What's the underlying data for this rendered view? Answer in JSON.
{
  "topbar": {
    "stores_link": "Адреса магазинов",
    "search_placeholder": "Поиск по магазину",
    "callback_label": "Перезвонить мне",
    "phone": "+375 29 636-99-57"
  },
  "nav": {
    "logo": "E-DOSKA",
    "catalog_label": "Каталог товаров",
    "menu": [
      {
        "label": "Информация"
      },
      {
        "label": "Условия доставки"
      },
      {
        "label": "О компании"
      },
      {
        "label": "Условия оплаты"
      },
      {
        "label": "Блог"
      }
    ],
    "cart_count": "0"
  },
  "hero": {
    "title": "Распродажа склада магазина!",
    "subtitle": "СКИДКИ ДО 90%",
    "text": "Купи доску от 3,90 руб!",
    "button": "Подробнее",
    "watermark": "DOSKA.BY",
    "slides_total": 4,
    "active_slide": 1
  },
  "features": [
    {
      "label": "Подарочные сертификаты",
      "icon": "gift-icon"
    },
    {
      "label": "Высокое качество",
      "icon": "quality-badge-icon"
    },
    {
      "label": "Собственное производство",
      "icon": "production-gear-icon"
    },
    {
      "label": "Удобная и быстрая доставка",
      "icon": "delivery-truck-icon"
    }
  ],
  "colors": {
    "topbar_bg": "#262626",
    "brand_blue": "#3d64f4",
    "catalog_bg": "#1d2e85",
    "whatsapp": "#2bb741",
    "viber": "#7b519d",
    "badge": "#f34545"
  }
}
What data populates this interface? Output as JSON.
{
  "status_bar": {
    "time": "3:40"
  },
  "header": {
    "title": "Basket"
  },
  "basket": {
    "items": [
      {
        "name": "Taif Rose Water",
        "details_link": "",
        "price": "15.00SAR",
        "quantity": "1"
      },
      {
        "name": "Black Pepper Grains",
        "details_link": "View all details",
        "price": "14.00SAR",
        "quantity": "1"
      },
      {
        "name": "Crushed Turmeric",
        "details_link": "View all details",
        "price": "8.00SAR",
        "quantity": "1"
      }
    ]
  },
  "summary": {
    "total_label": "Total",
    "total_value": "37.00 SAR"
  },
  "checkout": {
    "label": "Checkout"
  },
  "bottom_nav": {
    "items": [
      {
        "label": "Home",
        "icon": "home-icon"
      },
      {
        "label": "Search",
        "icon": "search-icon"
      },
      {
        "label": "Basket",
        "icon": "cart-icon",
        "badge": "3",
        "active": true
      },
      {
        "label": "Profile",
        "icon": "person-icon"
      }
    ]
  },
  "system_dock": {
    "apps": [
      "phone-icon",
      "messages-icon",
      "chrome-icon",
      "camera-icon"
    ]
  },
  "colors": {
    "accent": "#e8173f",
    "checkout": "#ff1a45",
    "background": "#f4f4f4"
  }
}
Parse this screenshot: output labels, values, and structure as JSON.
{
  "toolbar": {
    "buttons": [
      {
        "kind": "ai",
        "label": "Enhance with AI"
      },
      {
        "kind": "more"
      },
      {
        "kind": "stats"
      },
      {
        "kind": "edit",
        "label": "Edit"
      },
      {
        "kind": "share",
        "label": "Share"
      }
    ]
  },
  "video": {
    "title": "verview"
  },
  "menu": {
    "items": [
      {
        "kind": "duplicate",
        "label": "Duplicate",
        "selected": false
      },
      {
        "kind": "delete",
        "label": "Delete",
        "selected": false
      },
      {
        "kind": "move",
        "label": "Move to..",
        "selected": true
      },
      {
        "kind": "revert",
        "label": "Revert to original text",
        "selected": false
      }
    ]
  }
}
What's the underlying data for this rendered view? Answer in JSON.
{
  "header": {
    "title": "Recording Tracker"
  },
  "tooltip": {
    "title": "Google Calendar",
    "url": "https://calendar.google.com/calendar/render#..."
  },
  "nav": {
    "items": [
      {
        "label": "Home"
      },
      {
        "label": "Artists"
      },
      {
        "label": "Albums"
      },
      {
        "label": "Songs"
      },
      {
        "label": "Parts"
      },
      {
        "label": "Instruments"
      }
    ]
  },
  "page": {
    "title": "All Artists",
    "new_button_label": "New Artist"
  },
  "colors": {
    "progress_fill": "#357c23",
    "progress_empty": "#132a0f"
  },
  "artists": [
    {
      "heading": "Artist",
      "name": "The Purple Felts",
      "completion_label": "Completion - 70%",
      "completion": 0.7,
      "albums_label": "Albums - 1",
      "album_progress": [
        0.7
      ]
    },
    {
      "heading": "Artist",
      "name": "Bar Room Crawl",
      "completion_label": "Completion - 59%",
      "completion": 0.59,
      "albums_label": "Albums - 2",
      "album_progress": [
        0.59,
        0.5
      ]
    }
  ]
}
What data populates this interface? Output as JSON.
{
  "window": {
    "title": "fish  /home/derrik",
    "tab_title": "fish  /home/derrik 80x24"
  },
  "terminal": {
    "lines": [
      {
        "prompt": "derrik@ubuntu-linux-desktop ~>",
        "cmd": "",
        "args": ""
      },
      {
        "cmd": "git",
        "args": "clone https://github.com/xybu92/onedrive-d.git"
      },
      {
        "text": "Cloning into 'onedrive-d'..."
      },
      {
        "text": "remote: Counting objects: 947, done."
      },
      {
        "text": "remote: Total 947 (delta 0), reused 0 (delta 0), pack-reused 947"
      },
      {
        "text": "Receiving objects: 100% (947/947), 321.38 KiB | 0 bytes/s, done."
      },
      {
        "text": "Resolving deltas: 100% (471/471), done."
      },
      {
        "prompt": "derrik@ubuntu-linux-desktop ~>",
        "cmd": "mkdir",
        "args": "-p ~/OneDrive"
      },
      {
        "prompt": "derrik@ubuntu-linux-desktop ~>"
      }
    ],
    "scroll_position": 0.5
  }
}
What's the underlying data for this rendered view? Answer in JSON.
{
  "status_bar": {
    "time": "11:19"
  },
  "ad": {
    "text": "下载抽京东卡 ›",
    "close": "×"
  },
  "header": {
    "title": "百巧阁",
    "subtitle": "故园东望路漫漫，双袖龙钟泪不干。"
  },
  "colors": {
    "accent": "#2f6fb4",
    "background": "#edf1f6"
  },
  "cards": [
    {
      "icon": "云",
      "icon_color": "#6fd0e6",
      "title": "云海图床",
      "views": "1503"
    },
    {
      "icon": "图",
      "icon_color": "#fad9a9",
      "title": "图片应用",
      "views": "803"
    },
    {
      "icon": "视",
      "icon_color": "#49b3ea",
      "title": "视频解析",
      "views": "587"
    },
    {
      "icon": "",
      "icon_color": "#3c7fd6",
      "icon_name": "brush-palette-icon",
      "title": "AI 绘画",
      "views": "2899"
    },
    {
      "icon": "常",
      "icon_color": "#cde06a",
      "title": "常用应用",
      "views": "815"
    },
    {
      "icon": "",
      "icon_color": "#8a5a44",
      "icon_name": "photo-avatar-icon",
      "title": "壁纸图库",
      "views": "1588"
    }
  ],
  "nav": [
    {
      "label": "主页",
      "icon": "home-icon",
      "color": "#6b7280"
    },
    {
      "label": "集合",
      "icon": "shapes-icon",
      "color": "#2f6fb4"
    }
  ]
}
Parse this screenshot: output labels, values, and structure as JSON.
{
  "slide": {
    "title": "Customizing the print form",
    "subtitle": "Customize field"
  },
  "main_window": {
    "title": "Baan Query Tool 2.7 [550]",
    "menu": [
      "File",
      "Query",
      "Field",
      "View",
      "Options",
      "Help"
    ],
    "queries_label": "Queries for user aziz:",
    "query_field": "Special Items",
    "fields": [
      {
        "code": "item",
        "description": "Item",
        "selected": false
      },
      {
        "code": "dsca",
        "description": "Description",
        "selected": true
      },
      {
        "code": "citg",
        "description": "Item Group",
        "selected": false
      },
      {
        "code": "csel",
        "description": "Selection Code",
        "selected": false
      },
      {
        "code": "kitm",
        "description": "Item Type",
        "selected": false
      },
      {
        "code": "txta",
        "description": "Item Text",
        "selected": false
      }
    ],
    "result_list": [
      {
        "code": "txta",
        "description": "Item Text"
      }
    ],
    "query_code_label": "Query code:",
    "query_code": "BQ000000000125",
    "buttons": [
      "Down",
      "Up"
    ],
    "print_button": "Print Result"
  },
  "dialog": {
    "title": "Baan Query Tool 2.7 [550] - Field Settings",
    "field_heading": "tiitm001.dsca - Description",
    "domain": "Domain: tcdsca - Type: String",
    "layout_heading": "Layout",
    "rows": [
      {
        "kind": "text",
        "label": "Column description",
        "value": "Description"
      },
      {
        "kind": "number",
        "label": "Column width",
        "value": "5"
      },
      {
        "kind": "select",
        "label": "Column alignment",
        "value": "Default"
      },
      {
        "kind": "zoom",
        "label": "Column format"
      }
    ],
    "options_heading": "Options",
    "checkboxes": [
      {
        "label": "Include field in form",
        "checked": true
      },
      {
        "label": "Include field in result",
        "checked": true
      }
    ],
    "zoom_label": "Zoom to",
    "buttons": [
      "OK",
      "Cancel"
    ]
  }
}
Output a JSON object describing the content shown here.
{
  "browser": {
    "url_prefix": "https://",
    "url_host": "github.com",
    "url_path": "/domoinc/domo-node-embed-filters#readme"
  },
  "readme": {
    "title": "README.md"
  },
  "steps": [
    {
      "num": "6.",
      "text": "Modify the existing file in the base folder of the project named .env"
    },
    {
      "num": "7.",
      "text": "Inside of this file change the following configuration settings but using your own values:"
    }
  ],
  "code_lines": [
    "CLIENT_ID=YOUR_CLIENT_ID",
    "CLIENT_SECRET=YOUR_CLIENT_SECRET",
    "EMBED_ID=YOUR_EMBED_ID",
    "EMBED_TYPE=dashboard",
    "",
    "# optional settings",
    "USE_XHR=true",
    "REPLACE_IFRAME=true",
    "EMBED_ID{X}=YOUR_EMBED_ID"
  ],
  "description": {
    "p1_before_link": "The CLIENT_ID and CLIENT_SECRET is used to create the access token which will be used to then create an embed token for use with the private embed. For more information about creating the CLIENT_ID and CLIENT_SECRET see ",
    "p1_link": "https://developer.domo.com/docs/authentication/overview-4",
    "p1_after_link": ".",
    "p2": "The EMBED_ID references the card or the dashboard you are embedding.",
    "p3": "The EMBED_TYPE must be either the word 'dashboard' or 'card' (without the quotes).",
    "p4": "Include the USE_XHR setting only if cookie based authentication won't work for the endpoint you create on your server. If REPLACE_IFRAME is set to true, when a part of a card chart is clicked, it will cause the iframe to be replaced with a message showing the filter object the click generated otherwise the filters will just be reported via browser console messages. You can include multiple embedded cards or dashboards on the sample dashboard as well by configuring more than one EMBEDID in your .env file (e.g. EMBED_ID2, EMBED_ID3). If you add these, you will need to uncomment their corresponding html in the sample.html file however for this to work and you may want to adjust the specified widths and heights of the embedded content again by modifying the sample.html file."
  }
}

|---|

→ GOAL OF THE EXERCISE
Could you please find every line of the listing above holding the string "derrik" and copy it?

→ YOUR SOLUTION
    "title": "fish  /home/derrik",
    "tab_title": "fish  /home/derrik 80x24"
        "prompt": "derrik@ubuntu-linux-desktop ~>",
        "prompt": "derrik@ubuntu-linux-desktop ~>",
        "prompt": "derrik@ubuntu-linux-desktop ~>"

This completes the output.